It is well known that the U.S. population is aging. The Census Bureau predicts that there will be about 19 million Americans aged 85 and up in 2050. Estimates suggest that about 40 percent of 80 year olds are living with some type of disability, and this rises to 80 percent by age 95. Currently, the foreign born are about 18 percent of the workforce overall, but they comprise 22 percent, 26 percent, and 47 percent, respectively, of health service providers (health aides etc.), health diagnosticians (MDs etc.), and home service providers (housekeepers, gardeners etc.). Demand for these services is likely to rise as the population ages. This project will use several different data sources to estimate how many workers in occupations that disproportionately serve the elderly will be needed in the next 30 years, and how many additional foreign-born workers will be needed in the U.S. in the coming years to fill those positions, assuming current trends continue.
Requirements: Econ 203
Research Opportunities for Students and Alumnae
The economics department offers the Peggy Howard Fellowship for advanced study or research. Students may also apply for research fellowships such as the Jerome A. Schiff Undergraduate Fellowship. They may be interested in the multdisciplinary approach of The Madeleine Korbel Albright Institute and apply for a fellowship (and further internship) there. Outside organizations also offer possibilities for economics students, such as The Fulbright Program or The Thomas R. Pickering Foreign Affairs Fellowship, among many others.

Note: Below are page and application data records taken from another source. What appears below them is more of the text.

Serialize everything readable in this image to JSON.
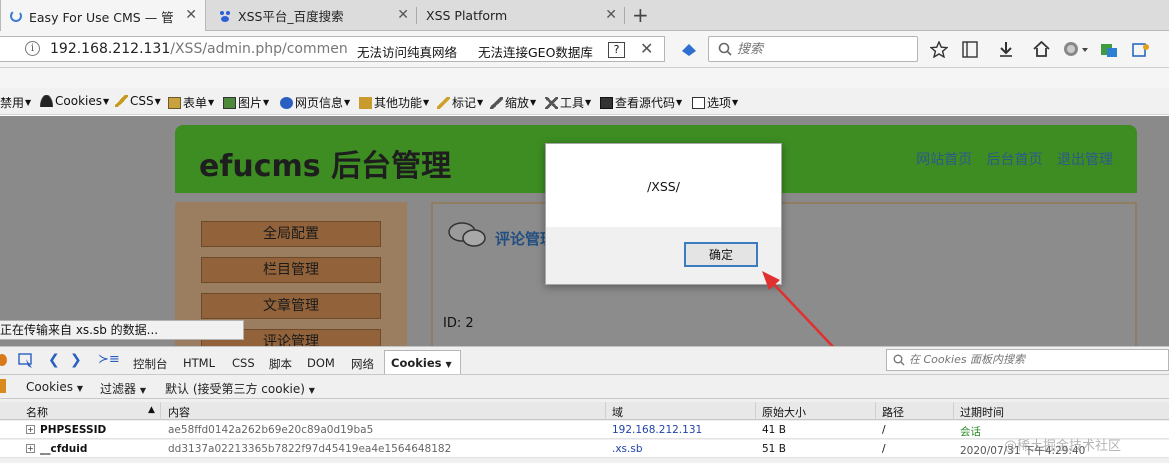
{
  "browser": {
    "tabs": [
      {
        "title": "Easy For Use CMS — 管",
        "active": true
      },
      {
        "title": "XSS平台_百度搜索",
        "active": false
      },
      {
        "title": "XSS Platform",
        "active": false
      }
    ],
    "url_host": "192.168.212.131",
    "url_path": "/XSS/admin.php/commen",
    "url_messages": [
      "无法访问纯真网络",
      "无法连接GEO数据库"
    ],
    "help_mark": "?",
    "search_placeholder": "搜索"
  },
  "toolbar": {
    "items": [
      "禁用",
      "Cookies",
      "CSS",
      "表单",
      "图片",
      "网页信息",
      "其他功能",
      "标记",
      "缩放",
      "工具",
      "查看源代码",
      "选项"
    ]
  },
  "cms": {
    "title": "efucms 后台管理",
    "links": [
      "网站首页",
      "后台首页",
      "退出管理"
    ],
    "menu": [
      "全局配置",
      "栏目管理",
      "文章管理",
      "评论管理"
    ],
    "section_title": "评论管理",
    "id_line": "ID: 2"
  },
  "alert": {
    "message": "/XSS/",
    "ok_label": "确定"
  },
  "status_text": "正在传输来自 xs.sb 的数据...",
  "devtools": {
    "tabs": [
      "控制台",
      "HTML",
      "CSS",
      "脚本",
      "DOM",
      "网络",
      "Cookies"
    ],
    "active_tab": "Cookies",
    "search_placeholder": "在 Cookies 面板内搜索",
    "sub_toolbar": [
      "Cookies",
      "过滤器",
      "默认 (接受第三方 cookie)"
    ],
    "columns": [
      "名称",
      "内容",
      "域",
      "原始大小",
      "路径",
      "过期时间"
    ],
    "rows": [
      {
        "name": "PHPSESSID",
        "content": "ae58ffd0142a262b69e20c89a0d19ba5",
        "domain": "192.168.212.131",
        "size": "41 B",
        "path": "/",
        "expires": "会话"
      },
      {
        "name": "__cfduid",
        "content": "dd3137a02213365b7822f97d45419ea4e1564648182",
        "domain": ".xs.sb",
        "size": "51 B",
        "path": "/",
        "expires": "2020/07/31 下午4:29:40"
      }
    ]
  },
  "watermark": "@稀土掘金技术社区",
  "colors": {
    "cms_header": "#3d8d23",
    "dialog_button_border": "#3b7bbf",
    "arrow": "#e03030"
  }
}
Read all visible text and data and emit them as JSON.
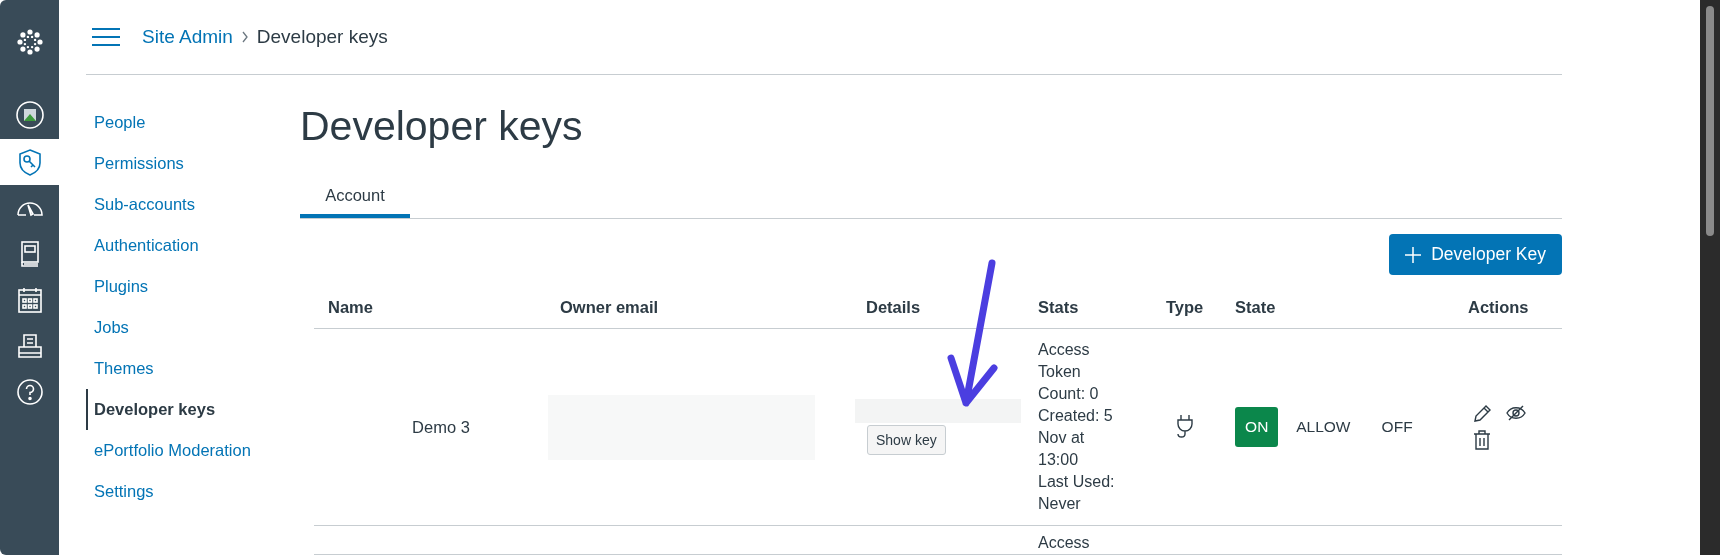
{
  "rail": [
    {
      "kind": "logo",
      "selected": false
    },
    {
      "kind": "avatar",
      "selected": false
    },
    {
      "kind": "admin",
      "selected": true
    },
    {
      "kind": "dashboard",
      "selected": false
    },
    {
      "kind": "courses",
      "selected": false
    },
    {
      "kind": "calendar",
      "selected": false
    },
    {
      "kind": "inbox",
      "selected": false
    },
    {
      "kind": "help",
      "selected": false
    }
  ],
  "breadcrumb": [
    {
      "label": "Site Admin",
      "kind": "link"
    },
    {
      "label": "Developer keys",
      "kind": "current"
    }
  ],
  "sidebar": {
    "items": [
      {
        "label": "People",
        "selected": false
      },
      {
        "label": "Permissions",
        "selected": false
      },
      {
        "label": "Sub-accounts",
        "selected": false
      },
      {
        "label": "Authentication",
        "selected": false
      },
      {
        "label": "Plugins",
        "selected": false
      },
      {
        "label": "Jobs",
        "selected": false
      },
      {
        "label": "Themes",
        "selected": false
      },
      {
        "label": "Developer keys",
        "selected": true
      },
      {
        "label": "ePortfolio Moderation",
        "selected": false
      },
      {
        "label": "Settings",
        "selected": false
      }
    ]
  },
  "title": "Developer keys",
  "tabs": [
    {
      "label": "Account",
      "selected": true
    }
  ],
  "add_button": {
    "label": "Developer Key"
  },
  "table": {
    "columns": [
      "Name",
      "Owner email",
      "Details",
      "Stats",
      "Type",
      "State",
      "Actions"
    ],
    "rows": [
      {
        "name": "Demo 3",
        "details_button": "Show key",
        "stats": [
          "Access Token Count: 0",
          "Created: 5 Nov at 13:00",
          "Last Used: Never"
        ],
        "state_options": [
          {
            "label": "ON",
            "selected": true
          },
          {
            "label": "ALLOW",
            "selected": false
          },
          {
            "label": "OFF",
            "selected": false
          }
        ]
      },
      {
        "stats": [
          "Access"
        ]
      }
    ]
  }
}
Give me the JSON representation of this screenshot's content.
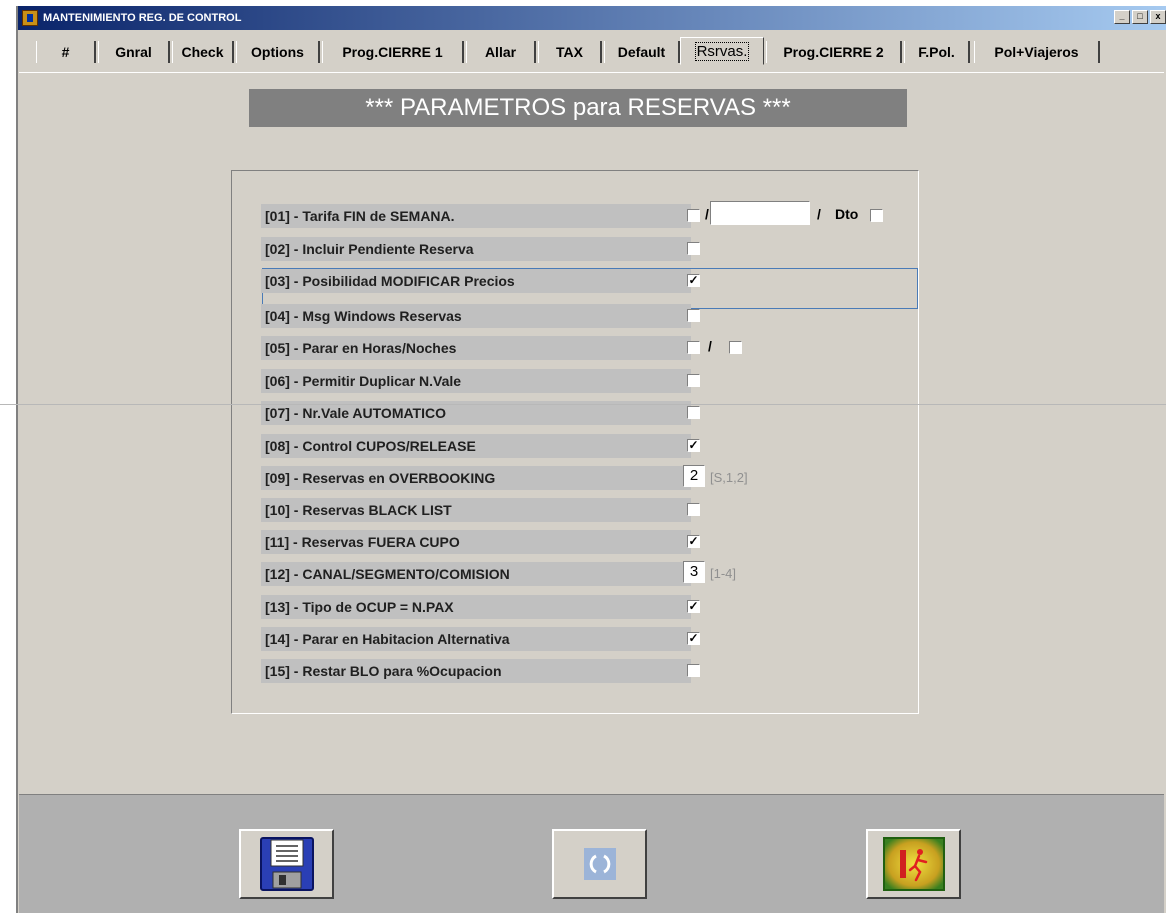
{
  "window": {
    "title": "MANTENIMIENTO REG. DE CONTROL",
    "controls": [
      "_",
      "□",
      "x"
    ]
  },
  "tabs": [
    {
      "label": "#"
    },
    {
      "label": "Gnral"
    },
    {
      "label": "Check"
    },
    {
      "label": "Options"
    },
    {
      "label": "Prog.CIERRE 1"
    },
    {
      "label": "Allar"
    },
    {
      "label": "TAX"
    },
    {
      "label": "Default"
    },
    {
      "label": "Rsrvas."
    },
    {
      "label": "Prog.CIERRE 2"
    },
    {
      "label": "F.Pol."
    },
    {
      "label": "Pol+Viajeros"
    }
  ],
  "banner": "*** PARAMETROS para RESERVAS ***",
  "params": [
    {
      "label": "[01] - Tarifa FIN de SEMANA.",
      "checked": false,
      "tarifa_value": "",
      "slash": "/",
      "dto_label": "Dto",
      "dto_checked": false
    },
    {
      "label": "[02] - Incluir Pendiente Reserva",
      "checked": false
    },
    {
      "label": "[03] - Posibilidad MODIFICAR Precios",
      "checked": true
    },
    {
      "label": "[04] - Msg Windows Reservas",
      "checked": false
    },
    {
      "label": "[05] - Parar en Horas/Noches",
      "checked": false,
      "slash": "/",
      "second_checked": false
    },
    {
      "label": "[06] - Permitir Duplicar N.Vale",
      "checked": false
    },
    {
      "label": "[07] - Nr.Vale AUTOMATICO",
      "checked": false
    },
    {
      "label": "[08] - Control CUPOS/RELEASE",
      "checked": true
    },
    {
      "label": "[09] - Reservas en OVERBOOKING",
      "value": "2",
      "hint": "[S,1,2]"
    },
    {
      "label": "[10] - Reservas BLACK LIST",
      "checked": false
    },
    {
      "label": "[11] - Reservas FUERA CUPO",
      "checked": true
    },
    {
      "label": "[12] - CANAL/SEGMENTO/COMISION",
      "value": "3",
      "hint": "[1-4]"
    },
    {
      "label": "[13] - Tipo de OCUP = N.PAX",
      "checked": true
    },
    {
      "label": "[14] - Parar en Habitacion Alternativa",
      "checked": true
    },
    {
      "label": "[15] - Restar BLO para %Ocupacion",
      "checked": false
    }
  ],
  "footer": {
    "buttons": [
      {
        "icon": "floppy-disk-icon"
      },
      {
        "icon": "refresh-icon"
      },
      {
        "icon": "exit-door-icon"
      }
    ]
  }
}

Internships are also available via the Wellesley Department of Economics Audrey Freeman '51 Summer Internship in Economics , general College internships that can be pursued with an economics focus, such as Wellesley Internships in Latin America , or internships through other academic or research organizations such as The Brookings Institute .
The Center for Work and Service as well as economics department faculty can help guide students to promising internships and fellowships for their own research.
The Ruhlman Conference
Made possible by the Barbara Peterson Ruhlman Fund for Interdisciplinary Study, the Ruhlman Conference takes place each spring semester and is intended to foster collaboration among students and faculty across the disciplines and to enhance the intellectual life of the College. The conference celebrates intellectual life by sponsoring a communal, public event where students have an opportunity to present their work to an unusually wide audience. By providing an opportunity for public presentation of what is often a private, isolated activity, the conference demonstrates that research can be part of the ongoing conversation in a community of scholars.
Students in the Economics Department frequently participate in this conference as an invaluable opportunity to present the findings of their thesis research.